Abundant, clean water is an essential resource in Alaska. While our state makes up about 17 percent of the land mass of the United States, it accounts for one-third of the U.S fresh water supply; much of it located in Southeast and Southcentral where the coastal mountains receive abundant amounts of rainfall. Healthy children grow here.
National forests were originally created to protect valuable watersheds. In the U.S., there are 155 national forests comprising almost 190 million acres of land. Alaska has 12 percent of the nation’s national forests, with the largest national forest, the Tongass, covering over 17 million acres, and the second largest, the Chugach, covering over 5 million acres. Much of the water that ends up in rivers and streams comes from forested watersheds that filter the water through vegetation and soil as it flows to the ocean, carrying valuable nutrients through the forest ecosystem out to sea. Alaska’s water can take many forms: rivers, lakes, glaciers, ice fields, estuaries and wetlands.
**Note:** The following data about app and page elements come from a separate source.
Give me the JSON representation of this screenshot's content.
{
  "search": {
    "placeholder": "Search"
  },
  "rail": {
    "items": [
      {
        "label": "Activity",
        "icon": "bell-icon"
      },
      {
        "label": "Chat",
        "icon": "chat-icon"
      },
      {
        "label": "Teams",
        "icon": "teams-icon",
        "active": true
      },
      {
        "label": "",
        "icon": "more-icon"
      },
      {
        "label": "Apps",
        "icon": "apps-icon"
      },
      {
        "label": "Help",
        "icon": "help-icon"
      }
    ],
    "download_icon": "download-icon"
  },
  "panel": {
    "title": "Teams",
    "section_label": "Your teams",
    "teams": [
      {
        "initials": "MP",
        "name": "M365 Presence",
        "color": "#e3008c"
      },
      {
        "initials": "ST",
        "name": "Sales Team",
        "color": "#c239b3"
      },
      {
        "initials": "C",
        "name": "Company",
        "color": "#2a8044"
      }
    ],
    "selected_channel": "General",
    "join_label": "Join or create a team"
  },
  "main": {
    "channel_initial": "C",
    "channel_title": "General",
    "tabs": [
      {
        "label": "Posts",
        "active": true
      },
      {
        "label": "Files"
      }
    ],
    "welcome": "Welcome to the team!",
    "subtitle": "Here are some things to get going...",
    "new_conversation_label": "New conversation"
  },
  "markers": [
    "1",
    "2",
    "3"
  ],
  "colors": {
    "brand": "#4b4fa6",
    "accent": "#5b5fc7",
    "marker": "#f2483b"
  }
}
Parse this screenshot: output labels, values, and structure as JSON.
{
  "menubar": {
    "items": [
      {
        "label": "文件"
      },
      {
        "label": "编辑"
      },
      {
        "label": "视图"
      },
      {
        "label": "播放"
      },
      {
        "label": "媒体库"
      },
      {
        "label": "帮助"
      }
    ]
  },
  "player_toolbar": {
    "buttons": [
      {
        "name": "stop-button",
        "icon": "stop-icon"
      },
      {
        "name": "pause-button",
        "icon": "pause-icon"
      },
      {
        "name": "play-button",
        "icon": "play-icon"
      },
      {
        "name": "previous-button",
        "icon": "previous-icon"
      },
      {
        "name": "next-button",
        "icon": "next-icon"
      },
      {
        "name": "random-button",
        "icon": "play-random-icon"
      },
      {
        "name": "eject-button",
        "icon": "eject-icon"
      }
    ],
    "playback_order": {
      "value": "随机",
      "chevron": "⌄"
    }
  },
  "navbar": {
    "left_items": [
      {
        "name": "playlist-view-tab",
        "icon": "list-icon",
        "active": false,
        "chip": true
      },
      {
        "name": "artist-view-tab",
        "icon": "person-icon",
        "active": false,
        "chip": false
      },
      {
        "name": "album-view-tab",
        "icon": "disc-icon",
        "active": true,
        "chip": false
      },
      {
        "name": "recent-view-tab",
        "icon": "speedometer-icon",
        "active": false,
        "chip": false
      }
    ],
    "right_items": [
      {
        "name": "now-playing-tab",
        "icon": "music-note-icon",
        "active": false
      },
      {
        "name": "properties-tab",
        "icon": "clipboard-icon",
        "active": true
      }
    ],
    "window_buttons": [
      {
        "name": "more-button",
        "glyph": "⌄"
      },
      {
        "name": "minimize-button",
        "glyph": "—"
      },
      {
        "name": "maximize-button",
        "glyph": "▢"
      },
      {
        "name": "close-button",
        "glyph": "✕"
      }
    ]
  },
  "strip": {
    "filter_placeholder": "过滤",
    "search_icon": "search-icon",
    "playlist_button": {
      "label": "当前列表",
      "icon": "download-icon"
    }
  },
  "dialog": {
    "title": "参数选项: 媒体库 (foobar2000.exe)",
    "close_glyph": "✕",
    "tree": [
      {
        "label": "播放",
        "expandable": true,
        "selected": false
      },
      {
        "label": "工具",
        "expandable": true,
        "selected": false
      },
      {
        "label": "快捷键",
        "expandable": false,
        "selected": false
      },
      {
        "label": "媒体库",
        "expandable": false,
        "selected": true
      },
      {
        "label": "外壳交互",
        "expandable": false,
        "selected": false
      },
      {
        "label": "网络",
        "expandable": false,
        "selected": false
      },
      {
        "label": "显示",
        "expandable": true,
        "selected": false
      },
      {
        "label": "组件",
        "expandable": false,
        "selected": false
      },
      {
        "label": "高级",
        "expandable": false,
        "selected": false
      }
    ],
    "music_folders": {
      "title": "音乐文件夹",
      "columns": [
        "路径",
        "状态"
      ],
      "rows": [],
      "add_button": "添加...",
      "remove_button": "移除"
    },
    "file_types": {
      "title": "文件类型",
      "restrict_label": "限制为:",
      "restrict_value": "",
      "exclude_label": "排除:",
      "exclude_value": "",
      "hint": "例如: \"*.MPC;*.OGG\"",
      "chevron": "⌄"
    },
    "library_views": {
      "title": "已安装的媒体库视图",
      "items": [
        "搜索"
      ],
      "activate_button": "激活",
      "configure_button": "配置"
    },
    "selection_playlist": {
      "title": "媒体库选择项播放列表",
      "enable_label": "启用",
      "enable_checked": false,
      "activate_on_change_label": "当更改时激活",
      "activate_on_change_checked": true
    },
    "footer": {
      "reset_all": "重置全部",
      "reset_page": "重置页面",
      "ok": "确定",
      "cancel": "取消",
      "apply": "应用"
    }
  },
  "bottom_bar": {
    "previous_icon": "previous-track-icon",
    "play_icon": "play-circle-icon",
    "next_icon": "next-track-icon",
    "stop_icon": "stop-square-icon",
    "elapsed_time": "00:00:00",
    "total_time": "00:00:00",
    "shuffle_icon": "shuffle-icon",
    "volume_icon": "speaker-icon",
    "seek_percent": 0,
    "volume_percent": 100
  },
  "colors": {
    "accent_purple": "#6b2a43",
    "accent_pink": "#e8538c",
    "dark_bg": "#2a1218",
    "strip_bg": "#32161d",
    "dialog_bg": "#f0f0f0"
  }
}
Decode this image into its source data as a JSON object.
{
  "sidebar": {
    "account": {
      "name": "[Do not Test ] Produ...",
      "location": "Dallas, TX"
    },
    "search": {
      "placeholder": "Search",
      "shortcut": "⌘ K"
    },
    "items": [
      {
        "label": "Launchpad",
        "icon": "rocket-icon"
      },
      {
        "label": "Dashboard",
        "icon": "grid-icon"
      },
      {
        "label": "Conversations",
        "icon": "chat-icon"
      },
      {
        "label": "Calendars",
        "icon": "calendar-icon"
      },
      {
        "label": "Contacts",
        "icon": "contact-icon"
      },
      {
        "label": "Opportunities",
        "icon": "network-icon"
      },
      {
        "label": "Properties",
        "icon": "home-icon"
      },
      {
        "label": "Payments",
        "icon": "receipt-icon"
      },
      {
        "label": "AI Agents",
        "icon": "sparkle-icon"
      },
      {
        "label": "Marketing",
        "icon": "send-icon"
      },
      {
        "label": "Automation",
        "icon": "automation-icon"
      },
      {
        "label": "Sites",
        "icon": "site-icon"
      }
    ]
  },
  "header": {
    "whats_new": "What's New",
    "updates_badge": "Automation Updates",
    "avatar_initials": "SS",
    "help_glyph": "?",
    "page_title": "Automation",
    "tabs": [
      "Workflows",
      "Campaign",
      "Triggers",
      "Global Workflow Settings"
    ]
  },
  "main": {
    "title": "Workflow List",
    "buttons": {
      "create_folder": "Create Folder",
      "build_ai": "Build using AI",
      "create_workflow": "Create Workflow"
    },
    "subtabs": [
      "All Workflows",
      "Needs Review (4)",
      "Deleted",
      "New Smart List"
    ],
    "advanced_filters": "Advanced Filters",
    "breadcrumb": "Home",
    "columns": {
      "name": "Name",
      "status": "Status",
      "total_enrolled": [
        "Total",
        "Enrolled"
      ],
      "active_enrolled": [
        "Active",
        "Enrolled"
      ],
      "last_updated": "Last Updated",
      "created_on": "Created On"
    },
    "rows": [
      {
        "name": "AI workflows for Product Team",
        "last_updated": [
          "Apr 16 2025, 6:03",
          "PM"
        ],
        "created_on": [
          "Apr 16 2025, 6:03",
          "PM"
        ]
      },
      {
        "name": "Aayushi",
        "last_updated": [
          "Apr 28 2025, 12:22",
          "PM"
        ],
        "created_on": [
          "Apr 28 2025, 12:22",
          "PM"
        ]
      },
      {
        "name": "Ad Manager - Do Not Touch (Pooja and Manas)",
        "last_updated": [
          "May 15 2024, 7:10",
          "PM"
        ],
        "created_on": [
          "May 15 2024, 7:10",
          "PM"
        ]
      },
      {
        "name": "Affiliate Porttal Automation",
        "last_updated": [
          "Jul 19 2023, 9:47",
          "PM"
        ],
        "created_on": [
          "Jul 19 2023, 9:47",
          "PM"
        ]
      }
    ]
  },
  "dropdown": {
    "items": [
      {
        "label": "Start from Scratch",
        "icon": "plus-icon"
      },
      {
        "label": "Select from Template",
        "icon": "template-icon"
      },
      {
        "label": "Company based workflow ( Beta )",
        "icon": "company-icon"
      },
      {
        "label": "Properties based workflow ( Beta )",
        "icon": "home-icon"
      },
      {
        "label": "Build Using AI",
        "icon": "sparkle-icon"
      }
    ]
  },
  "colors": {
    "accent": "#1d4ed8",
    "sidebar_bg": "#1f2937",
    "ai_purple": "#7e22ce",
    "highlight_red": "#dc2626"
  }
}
Forests also help control soil erosion by slowing the rate at which water enters streams. Healthy watersheds grow healthy forests here.
Our lakes, rivers and streams are teaming with life. Wild Alaska salmon, trout, and steelhead spend a portion of their life cycle here, spawning and laying eggs which will soon hatch and grow. Many head out to sea becoming the bounty of many a skilled fisherman’s harvest. From bears to eagles to whales, many animal and marine species rely on nutrient-dense fish that thrive in healthy forest watersheds. And Alaska’s people rely on them as well. Statewide, seafood harvests brings Alaska over $5.9 billion in economic activity and 41,000 jobs, second only to Alaska’s oil and gas industry. Wild salmon runs grow here.
People visiting Alaska to hike, camp, kayak and fish represent other user groups that rely on heathy forests and watersheds — the visitor industry statewide provides 37,800 jobs and contributes $1.3 billion dollars to Alaska’s economy. Jobs grow here.
The U.S. Forest Service manages for multiple use, and healthy forests can sustain many different activities, among them: timber harvest, mining, renewable energy biomass and hydropower, recreation, tourism and subsistence harvest. Diverse economies grow here.
Many of Alaska’s rural communities are located within or near a national forest and their residents rely on the forest for the harvest of fish, plants, and game for subsistence uses; following age-old family and cultural traditions. Communities grow here.
Although there can often be competing interests on any forest, one common thing all resource users require to succeed is a healthy forest with healthy watersheds. Water helps power seafood, tourism, jobs, communities and economies. And to honor Alaska’s Arbor Day, where we traditionally celebrate by planting and caring for trees, we can also celebrate Alaska’s healthy national forests because opportunity grows here.
• Beth Pendleton is a regional forester for the U.S. Forest Service-Alaska Region.